After taking a diploma in architecture, Ellen Gonzalez decided to follow her passion and begin a training programme in cuisine and pastry. She began by studying at Le Cordon Bleu institute in Australia, deciding to continue her studies in Paris in order to discover French cuisine. Ellen tells us what she has been doing up until now…
Interview with Ellen Gonzalez
What made you want to study Grand Diplôme?
I started my Grand Diplôme in Sydney and finished it in Paris. The two schools differed greatly and, to some degree, I think this contributed to how much I learnt, both professionally and personally. I graduated with my Grand Diplôme, with a distinction, in 2011.
What is your favorite memory from your adventure at LCB Paris?
It was really the whole experience: living in Paris is absolutely amazing. In addition, I worked in the cuisine field and my whole world revolved around all things culinary. I left the school with great professional confidence and friends for life.
Could you tell us briefly about your career path?
I am an architecture graduate, but have loved cuisine ever since I was a child. One day, I decided it was time to take my passion more seriously and found an apprenticeship in one of the city’s best restaurants, Le Zea Maïs, in Curitiba (Paraná) with the chef Joy Perine. From that moment, I realized that cuisine was what I wanted to do for a living. At that point in time, the restaurant offered me a permanent job, but I knew that my technical skills were not up to scratch. A few months later, I decided to go to Sydney and began studying at Le Cordon Bleu. Having finished the basic cuisine certificate in Australia, I decided to move to France to further my knowledge of French cuisine. I believe that all that, plus the fact that I worked part-time in both countries, meant that I had excel-lent training. I was able to further strengthen the skills learnt at the school in everyday life and that was extremely enriching. Sometimes, this has also enabled me to break through cultural or language barriers as French cuisine constitutes the foundations of world cuisine.

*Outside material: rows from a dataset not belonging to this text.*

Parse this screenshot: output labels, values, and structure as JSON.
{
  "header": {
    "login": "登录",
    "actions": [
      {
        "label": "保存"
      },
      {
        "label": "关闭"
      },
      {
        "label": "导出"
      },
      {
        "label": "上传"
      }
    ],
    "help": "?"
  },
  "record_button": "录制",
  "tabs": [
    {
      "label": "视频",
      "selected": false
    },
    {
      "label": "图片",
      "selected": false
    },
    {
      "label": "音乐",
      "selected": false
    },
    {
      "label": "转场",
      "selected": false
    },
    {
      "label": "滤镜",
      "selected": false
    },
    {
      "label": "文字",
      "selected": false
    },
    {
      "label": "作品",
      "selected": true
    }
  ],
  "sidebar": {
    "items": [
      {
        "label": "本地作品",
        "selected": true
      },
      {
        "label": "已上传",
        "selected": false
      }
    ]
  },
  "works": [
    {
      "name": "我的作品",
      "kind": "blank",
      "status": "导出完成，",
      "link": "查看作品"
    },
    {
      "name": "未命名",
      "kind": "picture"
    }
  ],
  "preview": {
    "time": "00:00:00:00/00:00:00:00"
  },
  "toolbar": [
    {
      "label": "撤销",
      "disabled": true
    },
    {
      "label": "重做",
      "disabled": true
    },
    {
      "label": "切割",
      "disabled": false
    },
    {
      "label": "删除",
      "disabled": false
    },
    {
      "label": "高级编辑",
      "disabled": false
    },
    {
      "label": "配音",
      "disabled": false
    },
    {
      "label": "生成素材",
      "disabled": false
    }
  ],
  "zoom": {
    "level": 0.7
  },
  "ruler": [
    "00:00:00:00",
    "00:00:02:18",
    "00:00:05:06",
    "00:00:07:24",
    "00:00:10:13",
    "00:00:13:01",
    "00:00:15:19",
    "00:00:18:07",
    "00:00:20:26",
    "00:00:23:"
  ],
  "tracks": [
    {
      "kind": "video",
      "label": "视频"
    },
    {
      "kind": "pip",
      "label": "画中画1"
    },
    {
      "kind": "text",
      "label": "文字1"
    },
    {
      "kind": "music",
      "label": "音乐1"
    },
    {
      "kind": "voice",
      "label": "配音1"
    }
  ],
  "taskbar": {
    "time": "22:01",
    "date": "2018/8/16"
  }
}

When are you doing now? How did it start?
When I returned to Brazil, I set up home in Rio de Janeiro and started working immediately. Initially, I had a partnership with a large caterer, before returning to the restaurant industry. With my Diploma and experience, I was hired as “sous-chef” in a French restaurant. After a year, I moved on, and began working with Roberta Ciasca in her new restaurant, Mira, in the role of café manager. I was then promoted to the role of “sous-chef” at OuiOui, and am now cuisine chef and am also responsible for creating the dessert menu for Miam Miam, Roberta’s main restaurant. OuiOui and Miam Miam were awarded the Michelin BIB for the past two years running.
What advice would you give to pastry students?
I would advise them to be very conscientious in their studies, to eat, read and try new flavours, colours and textures. They must be aware of the provenance of the foods they are using. And, if they have time, to travel!
Could you describe your new life in Brazil?
I can’t say that things are always rosy, but I make a great deal of effort to replicate everything that I loved in Paris, here in Rio. I try, therefore, to divide my time between cuisine, culture and the great outdoors. These are the things that enrich my life the most.
What are your plans for the future?
I recently set up an artisan pastry shop with 2 friends, which is called me confeitaria artesanal. We make my favourite French pastries, which are macaroons, madeleines and marshmallows. We aim to use no colourings, flavourings and preservatives, or as small amount as possible, and try to follow a fair trade concept. I am also waiting, just like other cariocas, for Le Cordon Bleu to open in Rio!